But, I noticed that many of the ailments that he spoke of were in part as a result of dietary factors. Lack of consumption of fruits, green leafy vegetables, and all of those things that our mums insists that we have lots of.  There has been some “Aid” from, I believe both the PNG government and Ausaid, but this has been restricted to nothing more than shipping Rice to the island, when it is possible.

About that time, I was watching a documentary about the d’Vineripe company  building a $30M tomato greenhouse at Two Wells, near Adelaide, using Hydroponics. I also saw mention of the fact that during the antarctic winter, staff at the McMurdo Base, grow fresh vegetables in a hydroponics lab, sufficient for a few meals a week for a few hundred staff.

It struck me, that an island, just south of the Equator, with plenty of sunshine, lots of water (albeit salt), should be able to sustain a Hydroponics Operation.

So, what is needed for this process.

1. It’s important to understand the “mix” of foods needed – as such it would be appropriate to send medical staff there to assess the condition of the people and what ails them, and as such work out what is needed to improve their diet. Of course, while these people are there, they can be providing basic training and perhaps medicines and equipment for a local group of Paramedics.

2. Fresh Water. Yes, the Mortlocks are surrounded by an Ocean of Salt water. Desalination is the best thing to do, here. I started researching desalination. While it would be feasible to possibly build a passive (i.e. driven by Sunlight) desalination plant, it would be low volume. The Water “Problem” really struck home, when I asked Sione how much water they had there. He recalls a 5,000 litre tank that is fed by Rainwater runoff from the small school house. Needless to say, making more fresh water rather than “just enough”, would have great benefit to the local community.

Finding a source of desalination,  I was inspired by stories of Unicef’s Efforts in the Maldives, after the Indian Ocean Tsunami. They had delivered 23 Portable Desalination Plants (each about the size of a box-trainer) and each costing about USD 75,000 designed and built by an Israeli company, and capable of producing around 10,000 litres of fresh water in an 8 hour cycle.  Compared to what the Mortlocks have, this was “Mind-blowing”.

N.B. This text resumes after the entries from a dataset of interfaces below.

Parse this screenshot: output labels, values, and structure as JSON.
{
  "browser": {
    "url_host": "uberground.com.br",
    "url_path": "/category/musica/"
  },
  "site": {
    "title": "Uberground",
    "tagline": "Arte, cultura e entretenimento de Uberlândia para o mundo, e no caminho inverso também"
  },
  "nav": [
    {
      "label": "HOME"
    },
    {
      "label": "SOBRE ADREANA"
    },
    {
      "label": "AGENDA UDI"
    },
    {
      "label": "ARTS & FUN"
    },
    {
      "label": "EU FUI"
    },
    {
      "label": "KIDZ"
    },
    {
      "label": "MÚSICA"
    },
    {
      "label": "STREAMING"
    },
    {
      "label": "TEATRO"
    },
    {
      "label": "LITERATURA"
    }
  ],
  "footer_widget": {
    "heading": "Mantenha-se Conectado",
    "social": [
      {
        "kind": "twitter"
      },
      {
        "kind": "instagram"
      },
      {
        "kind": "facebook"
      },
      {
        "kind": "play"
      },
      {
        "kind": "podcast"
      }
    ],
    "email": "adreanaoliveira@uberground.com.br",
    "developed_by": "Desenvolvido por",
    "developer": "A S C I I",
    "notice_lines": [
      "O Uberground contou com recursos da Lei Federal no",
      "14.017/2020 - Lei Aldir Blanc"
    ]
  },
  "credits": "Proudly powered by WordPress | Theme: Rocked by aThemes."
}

Of course, the thing to do was to have “storage” but then, given that one can get 30,000 litre tanks of various materials here in Australia, that shouldn’t be an issue.

Logically if we can procure these desal machines, it makes more sense to have say, three running in parallel for two hours a day.(Less wear and tear). These machines are typically run on diesel, but there has been great success on bougainville producing a viable biodiesel from Coconuts, and the Morlocks have plenty of those (Modification of Engines may be necessary).

3. The next factor is nutrients. There are several potential sources for this. The most northern of the islands in the Atoll is known as “Bird island”  for obvious reasons… It is a natural source of Guano, a natural fertiziler, equally there are plenty of fish in the oceans and fishmeal can provide some appropriate nutrients to the growing process. Finally, I asked Sione, what happens to Human Waste – it “feeds the fishes” was the response. With some level of processing, this could be turned into a viable fertilizer source.

4. What is left? Plumbing, construction, instruction, and seed stock for propogation.

I haven’t done a detailed “Bill of Materials” for this, but in the order of $500,000 would see it all well established and operational. When compared to the $5,000,000 of Rice that is distributed each year, it seems to be a whole bunch smarter.

But, the best laid plans of mice and men. I have run this past PNG government officials, Australian Government Officials (with Pacific Island responsibility) and anyone else that will listen. If perchance, you a) foudn my blog, b) foudn this article, and c) know of Philanthropic Sources (or even pro-bono expertise in hydraulics, diesel engines, Medicine, or hydroponics, not to mention access to Shipping in the area, please let me know. The people of the Mortlocks would be eternally grateful.

Comments are closed.